Food safety and insurance, Part 1 – Create a Blue Book

This article is the first of two parts about the role of insurance in ensuring food safety.

When people think about food safety, their thoughts usually go to government regulations – the Food and Drug Administration (FDA) and other agencies.

Government regulations are one aspect of food safety in the United States. But it is not the only one. Other players include judges; regulated by other industries, such as the Leafy Greens Marketing Agreement (LGMA); secret research on food safety; testing requirements from major retailers such as Costco; and surprisingly, perhaps, insurance companies.

Timothy D. Lytton is a law professor at George State University College of Law who specializes in food safety.

His 2019 book Outbreak: Foodborne Illness and the Fight against Food Safety It is essential reading for anyone in the produce industry (or anyone else) who has anything to do with food safety.

The Federal Food Safety and Modernization Act (FSMA) has created new and mature ensuring food security in farms.

But, as has been widely publicized, the FDA does not have the resources or staff to enforce these regulations on the farm.

Recently, Lytton has been researching the potential of insurance companies to fill this gap. Here is a link to his professional essay.

He has written again the most popular version of Food Safety News.

In an interview on August 24, Lytton discussed some of his findings.

For starters, family farming and commercial operations have insurance that includes liability coverage. Small farms have financial insurance; big businesses have a lot of debt. This is often related to food safety, although “the limits on those foods vary by policy,” Lytton says.

The purpose of insurance is to reduce risks. As a result, it also tends to eliminate incentives to avoid accidents.

This is known in the industry as “moral hazard,” meaning, “If you avoid the consequences of bad behavior, then you encourage that bad behavior,” According to another book written in the Texas Law Review.

Insurers, in contrast, are interested in reducing their liabilities.
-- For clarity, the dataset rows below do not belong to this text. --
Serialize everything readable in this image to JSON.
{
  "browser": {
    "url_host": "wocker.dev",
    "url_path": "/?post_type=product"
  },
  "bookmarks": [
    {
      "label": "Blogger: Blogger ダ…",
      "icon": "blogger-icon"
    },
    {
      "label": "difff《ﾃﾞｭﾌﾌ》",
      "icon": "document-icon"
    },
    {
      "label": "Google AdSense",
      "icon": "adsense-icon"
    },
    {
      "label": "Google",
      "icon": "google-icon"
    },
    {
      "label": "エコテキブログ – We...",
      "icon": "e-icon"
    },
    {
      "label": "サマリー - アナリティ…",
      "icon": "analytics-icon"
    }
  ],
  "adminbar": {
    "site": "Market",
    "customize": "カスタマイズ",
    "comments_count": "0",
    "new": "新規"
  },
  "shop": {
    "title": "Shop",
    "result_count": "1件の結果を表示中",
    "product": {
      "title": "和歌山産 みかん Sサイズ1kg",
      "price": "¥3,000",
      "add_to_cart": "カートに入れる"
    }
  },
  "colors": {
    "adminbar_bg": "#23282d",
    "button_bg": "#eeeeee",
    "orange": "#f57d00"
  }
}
They do so using four main methods, according to Lytton:

1. Choosing risks. Someone with a history of bad accounting or poor tracking, for example, will have trouble getting insurance.
2. Premium rates, providing “discounts for policyholders with additional security measures.” On the other hand, growers of high-risk crops—plants, green vegetables, watermelons—may have to pay more.
3. Contract rules. This policy may include disclosure if appropriate security measures have not been taken. Sometimes these terms require the insurer to undergo special audits.
4. Loss of energy. Insurers can provide safety advice to policyholders.

Lytton says that in the worst outbreak of foodborne disease in crops—the one that happened to baby spinach in 2006—big companies like Dole had huge liabilities, but they were covered by their insurers.

At least at first. Insurers have to cover the loss (as usual) with a higher premium.

“The big companies are paying more,” says Lytton. “It’s used to build internal technology.”

With large clients, insurers may send consultants to assess potential problems and provide recommendations for improvement.

Major players in agricultural insurance include Nationwide, Great American, Western Growers Association, Alliance Global, Liberty Mutual, and Westfield. The American Farm Bureau Federation is also important, especially for small farmers.

“We know that the efforts of insurance professionals are stronger when wages are higher,” Lytton adds. This tends to leave out small farms, whose wages are low, usually $500-$1,000 a year.

One goal of Lytton’s research is to see how insurance can be used to promote safety, especially on small farms.